Being prepared, however, is key, especially since reactions may vary depending on the person. Some people, for instance, might develop bumps, rashes, and itchy eyes. Other people, however, might develop more severe problems like swelling of the throat, puffy skin, or other life-threatening symptoms.
How do you treat these reactions? For minor allergic reactions, the victim will usually need over-the-counter medicine and be able to identify the source that caused the outbreak. For more severe cases, however, the victim usually needs to see a doctor. The important part here is being able to identify what actions need to be taken, which can be difficult for some people.
In the end, being prepared and ready is key for any disaster – whether man-made or natural. While you may have enough time to flee your neighborhood for some disasters, there might be times you don’t get any warning. With first-aid training and a little understanding, however, you and those injured can be safer.

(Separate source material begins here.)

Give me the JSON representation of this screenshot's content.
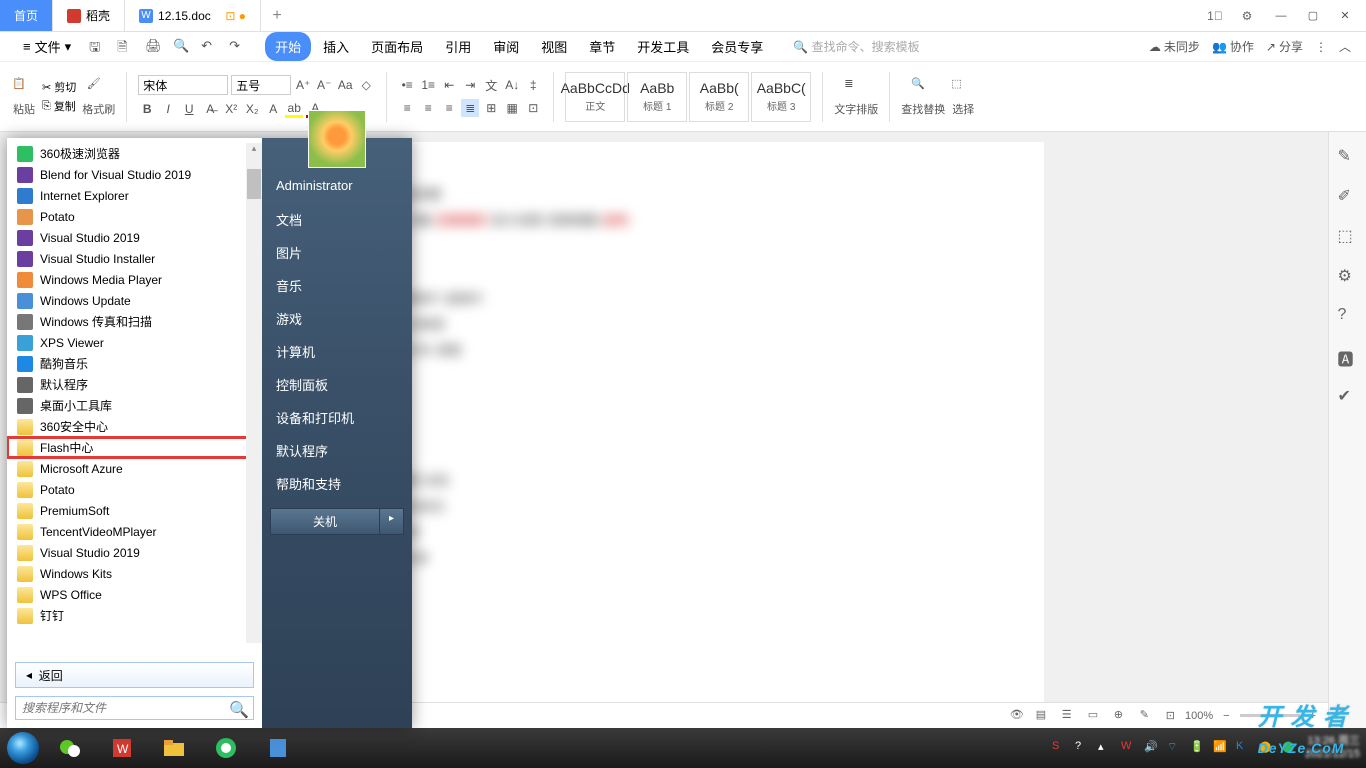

(DELETE BIO) H. Davis is passionate about football and enjoys exploring the wilderness. If you can’t find him online reading articles, you might be able to catch him playing football with friends or cheering on the Broncos. Follow him on Twitter at @Davis241. Thanks!